The high court planned to meet today to decide which marriage case it would take. Thanks to the growing number of lawsuits, the justices have their pick of cases–from challenges to the Defense of Marriage Act (DOMA) or federal benefits laws to California’s Proposition 8. Given the high profile of any marriage case, the court would likely hear a suit in March and rule in June. That ought to give the bench plenty of time to absorb Judge Jones’s decision!
In St. Louis, Arch Rivals Square off
These days, it’s unusual to have one good news story from the courts–let alone two! But conservatives seem to be swimming in successes this Friday, as yet another judge blocked ObamaCare’s abortion drug and contraception mandate from taking effect. Missouri’s Frank O’Brien, the trailblazer for these lawsuits, was the first businessman to sue the administration back in March. He joined a crowd of plaintiffs from religious to academic fields who all share the same complaint: the president’s war on conscience rights is a direct attack on their First Amendment freedoms.

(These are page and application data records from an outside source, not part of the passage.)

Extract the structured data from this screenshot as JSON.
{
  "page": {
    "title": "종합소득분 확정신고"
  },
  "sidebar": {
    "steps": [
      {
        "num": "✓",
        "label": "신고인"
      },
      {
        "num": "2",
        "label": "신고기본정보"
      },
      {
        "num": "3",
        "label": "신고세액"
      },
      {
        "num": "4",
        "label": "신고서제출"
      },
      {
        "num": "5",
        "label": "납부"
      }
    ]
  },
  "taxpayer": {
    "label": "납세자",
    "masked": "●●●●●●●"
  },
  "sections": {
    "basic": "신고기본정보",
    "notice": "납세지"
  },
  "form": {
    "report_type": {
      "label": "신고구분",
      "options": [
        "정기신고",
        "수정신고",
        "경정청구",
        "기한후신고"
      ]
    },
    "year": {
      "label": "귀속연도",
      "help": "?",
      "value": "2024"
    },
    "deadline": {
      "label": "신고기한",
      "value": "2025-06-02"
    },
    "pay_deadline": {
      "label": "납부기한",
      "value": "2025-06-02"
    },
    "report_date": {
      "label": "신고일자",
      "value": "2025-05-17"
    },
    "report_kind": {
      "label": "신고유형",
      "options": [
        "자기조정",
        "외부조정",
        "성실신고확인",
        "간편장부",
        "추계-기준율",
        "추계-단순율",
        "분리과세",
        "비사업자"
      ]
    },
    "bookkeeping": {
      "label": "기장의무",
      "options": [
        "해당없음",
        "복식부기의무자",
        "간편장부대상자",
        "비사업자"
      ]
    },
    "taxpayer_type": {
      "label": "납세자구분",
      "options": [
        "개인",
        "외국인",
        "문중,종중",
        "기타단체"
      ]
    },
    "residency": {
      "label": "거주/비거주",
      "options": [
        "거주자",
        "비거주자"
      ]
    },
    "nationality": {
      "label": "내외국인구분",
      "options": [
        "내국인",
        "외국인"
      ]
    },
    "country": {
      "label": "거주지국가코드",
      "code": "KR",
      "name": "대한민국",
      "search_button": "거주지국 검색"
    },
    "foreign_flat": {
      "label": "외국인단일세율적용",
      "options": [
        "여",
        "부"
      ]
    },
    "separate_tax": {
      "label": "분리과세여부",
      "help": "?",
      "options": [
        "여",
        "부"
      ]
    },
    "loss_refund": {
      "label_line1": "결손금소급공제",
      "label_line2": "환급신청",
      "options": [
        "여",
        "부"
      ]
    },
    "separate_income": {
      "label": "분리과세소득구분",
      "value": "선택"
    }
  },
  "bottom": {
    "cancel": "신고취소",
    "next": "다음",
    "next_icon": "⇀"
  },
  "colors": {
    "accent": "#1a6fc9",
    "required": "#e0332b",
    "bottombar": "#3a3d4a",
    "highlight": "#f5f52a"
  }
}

Wednesday, a federal appeals court agreed. A panel of 8th Circuit Court became the first judges from the appellate level to deliver a victory to challengers. Although the injunction is a temporary one, it is significant because the order reverses a victory that Health and Human Services had in the lower court.
“Once again,” Ed Morrissey points out, “this case doesn’t involve an explicitly religious organization. Cases involving religious schools, health care organizations, or charities have yet to come to court. So far, HHS and the Obama administration keep losing on what should be their best ground.” Senator Roy Blunt (R-Mo.), who was proud to witness a victory for his home crowd, applauded the decision as “another important victory as we fight to preserve the fundamental religious freedom that Americans have enjoyed for more than 220 years.” And that freedom, regardless of what the President says, isn’t exclusive to individuals. It applies to organizations and businesses too.
Come Back for Moore!
How many of you knew that November is National Adoption Month? Next week, FRC is doing its part to carry that theme through December with a special lecture called “Adopted for Life: Orphan Care and the Christian Mission.” As believers, we have a special stake in the issue. Jesus is the one who reminds us that His Father is also “Father of the fatherless” (Ps. 68:5). He is also the one who insists on calling “the least of these” his “brothers” (Matt. 25:40), and who tells us that the first time we hear his voice, He will be asking us if we did the same. In this lecture, Dr. Russell Moore, Dean of the School of Theology and Senior Vice President for Academic Administration at The Southern Baptist Theological Seminary, will consider what it would mean if Christians were known, once again, as the people who take in orphans? Don’t miss this important lecture at noon on Tuesday, December 4. For more information or to register to view it online or attend in person, click over to FRC’s events page.
** Washington’s problem isn’t taxing too little–it’s spending too much! Congressman Bill Huizenga (R-Mich.) will explain why when he joins us on this week’s show. Later, Dr. Arthur Goldberg will drop by to talk about an unprecedented suit from the Southern Poverty Law Center that aims to destroy the ex-gay movement. For more information or to find a radio station near you, visit FRCRadio.org.
*** FRC’s Ken Blackwell and Bob Morrison offer their take on this week’s U.N. vote in a new column, “Getting It Wrong about the Palestinians.” Check it out on CNSNews.com here.